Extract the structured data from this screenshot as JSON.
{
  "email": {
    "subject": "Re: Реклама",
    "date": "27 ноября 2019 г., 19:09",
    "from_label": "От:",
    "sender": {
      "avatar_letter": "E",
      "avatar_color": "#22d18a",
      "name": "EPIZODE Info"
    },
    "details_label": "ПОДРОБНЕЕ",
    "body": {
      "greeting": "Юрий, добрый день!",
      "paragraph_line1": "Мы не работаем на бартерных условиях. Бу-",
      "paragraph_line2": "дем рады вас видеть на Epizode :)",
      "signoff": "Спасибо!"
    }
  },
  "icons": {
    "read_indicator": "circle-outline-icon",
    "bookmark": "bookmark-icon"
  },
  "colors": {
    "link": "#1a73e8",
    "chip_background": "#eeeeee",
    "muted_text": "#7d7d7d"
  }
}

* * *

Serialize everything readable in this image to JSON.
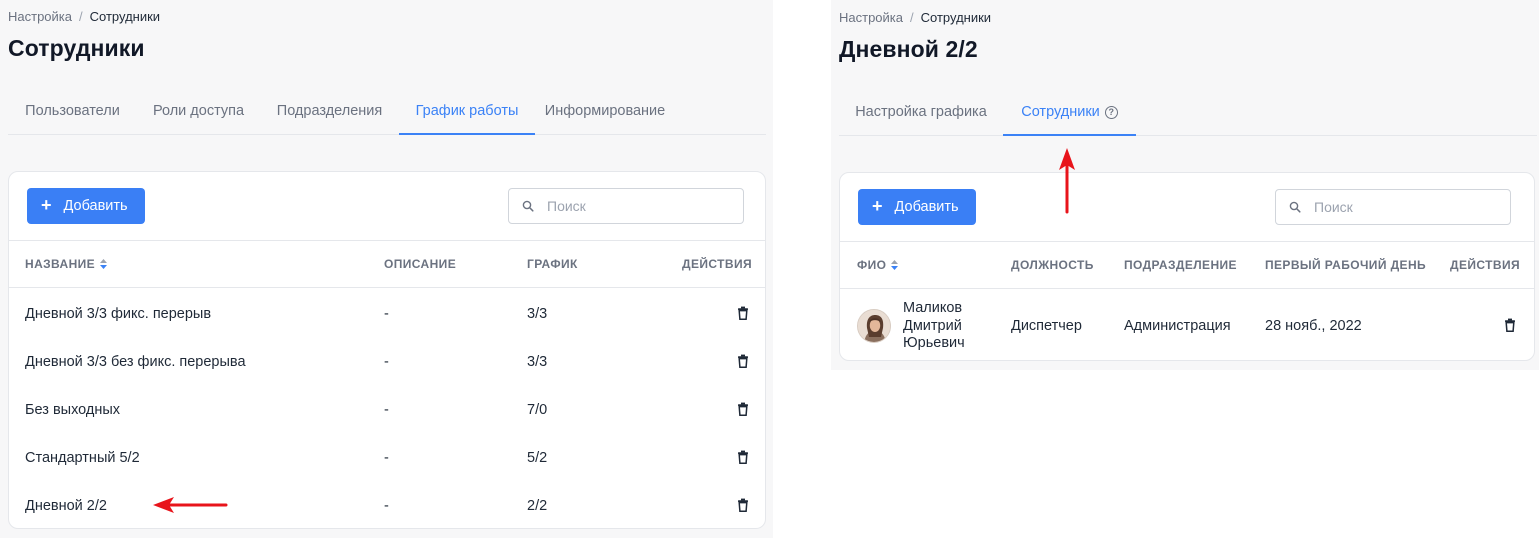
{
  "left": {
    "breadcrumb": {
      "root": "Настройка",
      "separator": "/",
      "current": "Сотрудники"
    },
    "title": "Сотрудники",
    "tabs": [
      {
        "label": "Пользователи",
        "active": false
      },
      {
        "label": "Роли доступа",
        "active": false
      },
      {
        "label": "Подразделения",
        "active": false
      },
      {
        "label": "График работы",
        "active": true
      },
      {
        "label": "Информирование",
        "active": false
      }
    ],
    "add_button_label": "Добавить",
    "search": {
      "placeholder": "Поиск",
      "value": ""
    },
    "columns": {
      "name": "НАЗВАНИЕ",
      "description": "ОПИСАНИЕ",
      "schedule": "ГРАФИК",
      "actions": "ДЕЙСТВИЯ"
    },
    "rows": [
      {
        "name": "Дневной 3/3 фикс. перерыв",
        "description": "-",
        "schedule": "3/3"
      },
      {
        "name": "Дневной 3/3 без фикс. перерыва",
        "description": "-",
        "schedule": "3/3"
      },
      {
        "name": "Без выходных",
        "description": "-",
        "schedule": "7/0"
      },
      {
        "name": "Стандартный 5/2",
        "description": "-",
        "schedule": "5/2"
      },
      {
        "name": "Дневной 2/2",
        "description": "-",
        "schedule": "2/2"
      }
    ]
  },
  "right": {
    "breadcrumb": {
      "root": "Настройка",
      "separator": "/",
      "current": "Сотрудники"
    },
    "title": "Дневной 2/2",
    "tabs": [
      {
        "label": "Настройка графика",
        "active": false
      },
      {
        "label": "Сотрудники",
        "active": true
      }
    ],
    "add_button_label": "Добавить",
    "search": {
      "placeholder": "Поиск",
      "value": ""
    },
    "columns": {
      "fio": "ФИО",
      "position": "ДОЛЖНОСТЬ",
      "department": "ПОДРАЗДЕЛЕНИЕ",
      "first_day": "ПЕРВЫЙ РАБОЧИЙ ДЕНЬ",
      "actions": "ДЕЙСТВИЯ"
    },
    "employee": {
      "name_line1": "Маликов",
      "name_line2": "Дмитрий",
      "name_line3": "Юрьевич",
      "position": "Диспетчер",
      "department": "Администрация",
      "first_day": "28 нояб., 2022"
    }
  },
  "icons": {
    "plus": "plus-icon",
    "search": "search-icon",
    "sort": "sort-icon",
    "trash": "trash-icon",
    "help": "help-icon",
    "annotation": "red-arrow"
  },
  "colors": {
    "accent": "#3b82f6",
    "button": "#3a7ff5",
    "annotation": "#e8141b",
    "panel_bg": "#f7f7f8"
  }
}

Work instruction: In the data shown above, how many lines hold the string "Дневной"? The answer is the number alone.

Your solution: 4